§ Exercise brief
Output all of the data exactly, keeping any images out of the copy.

====== Materials provided

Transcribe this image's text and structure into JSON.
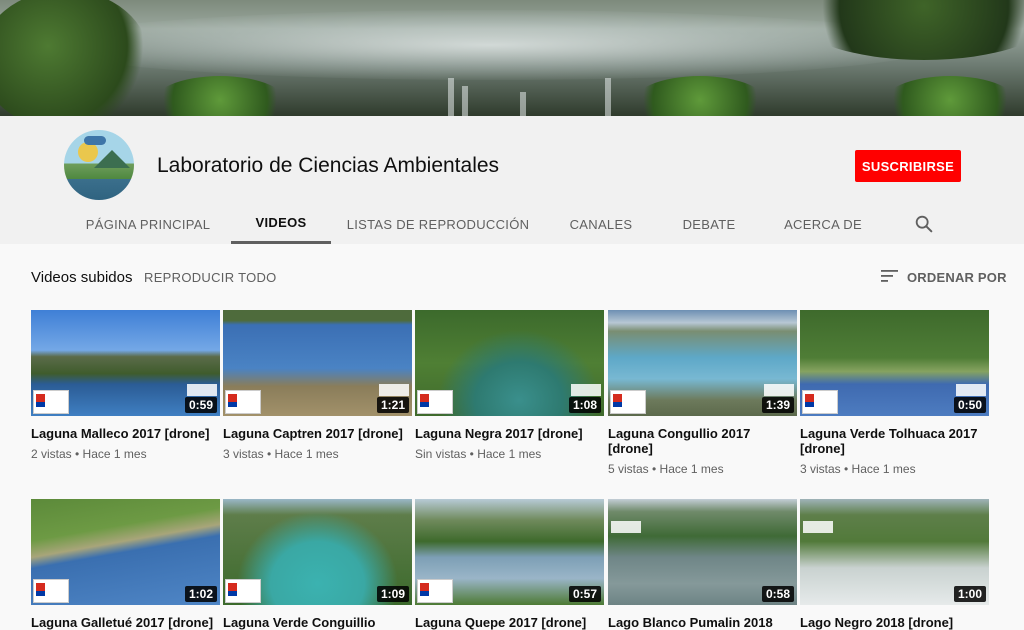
{
  "channel": {
    "name": "Laboratorio de Ciencias Ambientales",
    "subscribe_label": "SUSCRIBIRSE"
  },
  "tabs": [
    {
      "label": "PÁGINA PRINCIPAL"
    },
    {
      "label": "VIDEOS"
    },
    {
      "label": "LISTAS DE REPRODUCCIÓN"
    },
    {
      "label": "CANALES"
    },
    {
      "label": "DEBATE"
    },
    {
      "label": "ACERCA DE"
    }
  ],
  "active_tab": "VIDEOS",
  "section": {
    "title": "Videos subidos",
    "play_all": "REPRODUCIR TODO",
    "sort_label": "ORDENAR POR"
  },
  "videos": [
    {
      "title": "Laguna Malleco 2017 [drone]",
      "meta": "2 vistas • Hace 1 mes",
      "duration": "0:59"
    },
    {
      "title": "Laguna Captren 2017 [drone]",
      "meta": "3 vistas • Hace 1 mes",
      "duration": "1:21"
    },
    {
      "title": "Laguna Negra 2017 [drone]",
      "meta": "Sin vistas • Hace 1 mes",
      "duration": "1:08"
    },
    {
      "title": "Laguna Congullio 2017 [drone]",
      "meta": "5 vistas • Hace 1 mes",
      "duration": "1:39"
    },
    {
      "title": "Laguna Verde Tolhuaca 2017 [drone]",
      "meta": "3 vistas • Hace 1 mes",
      "duration": "0:50"
    },
    {
      "title": "Laguna Galletué 2017 [drone]",
      "meta": "",
      "duration": "1:02"
    },
    {
      "title": "Laguna Verde Conguillio",
      "meta": "",
      "duration": "1:09"
    },
    {
      "title": "Laguna Quepe 2017 [drone]",
      "meta": "",
      "duration": "0:57"
    },
    {
      "title": "Lago Blanco Pumalin 2018",
      "meta": "",
      "duration": "0:58"
    },
    {
      "title": "Lago Negro 2018 [drone]",
      "meta": "",
      "duration": "1:00"
    }
  ],
  "colors": {
    "subscribe": "#ff0000",
    "header_bg": "#f1f1f1",
    "page_bg": "#f9f9f9"
  }
}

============

§ Solved problem
Transcribe this image's text and structure into JSON.
{
  "channel": {
    "name": "Laboratorio de Ciencias Ambientales",
    "subscribe_label": "SUSCRIBIRSE"
  },
  "tabs": [
    {
      "label": "PÁGINA PRINCIPAL"
    },
    {
      "label": "VIDEOS"
    },
    {
      "label": "LISTAS DE REPRODUCCIÓN"
    },
    {
      "label": "CANALES"
    },
    {
      "label": "DEBATE"
    },
    {
      "label": "ACERCA DE"
    }
  ],
  "active_tab": "VIDEOS",
  "section": {
    "title": "Videos subidos",
    "play_all": "REPRODUCIR TODO",
    "sort_label": "ORDENAR POR"
  },
  "videos": [
    {
      "title": "Laguna Malleco 2017 [drone]",
      "meta": "2 vistas • Hace 1 mes",
      "duration": "0:59"
    },
    {
      "title": "Laguna Captren 2017 [drone]",
      "meta": "3 vistas • Hace 1 mes",
      "duration": "1:21"
    },
    {
      "title": "Laguna Negra 2017 [drone]",
      "meta": "Sin vistas • Hace 1 mes",
      "duration": "1:08"
    },
    {
      "title": "Laguna Congullio 2017 [drone]",
      "meta": "5 vistas • Hace 1 mes",
      "duration": "1:39"
    },
    {
      "title": "Laguna Verde Tolhuaca 2017 [drone]",
      "meta": "3 vistas • Hace 1 mes",
      "duration": "0:50"
    },
    {
      "title": "Laguna Galletué 2017 [drone]",
      "meta": "",
      "duration": "1:02"
    },
    {
      "title": "Laguna Verde Conguillio",
      "meta": "",
      "duration": "1:09"
    },
    {
      "title": "Laguna Quepe 2017 [drone]",
      "meta": "",
      "duration": "0:57"
    },
    {
      "title": "Lago Blanco Pumalin 2018",
      "meta": "",
      "duration": "0:58"
    },
    {
      "title": "Lago Negro 2018 [drone]",
      "meta": "",
      "duration": "1:00"
    }
  ],
  "colors": {
    "subscribe": "#ff0000",
    "header_bg": "#f1f1f1",
    "page_bg": "#f9f9f9"
  }
}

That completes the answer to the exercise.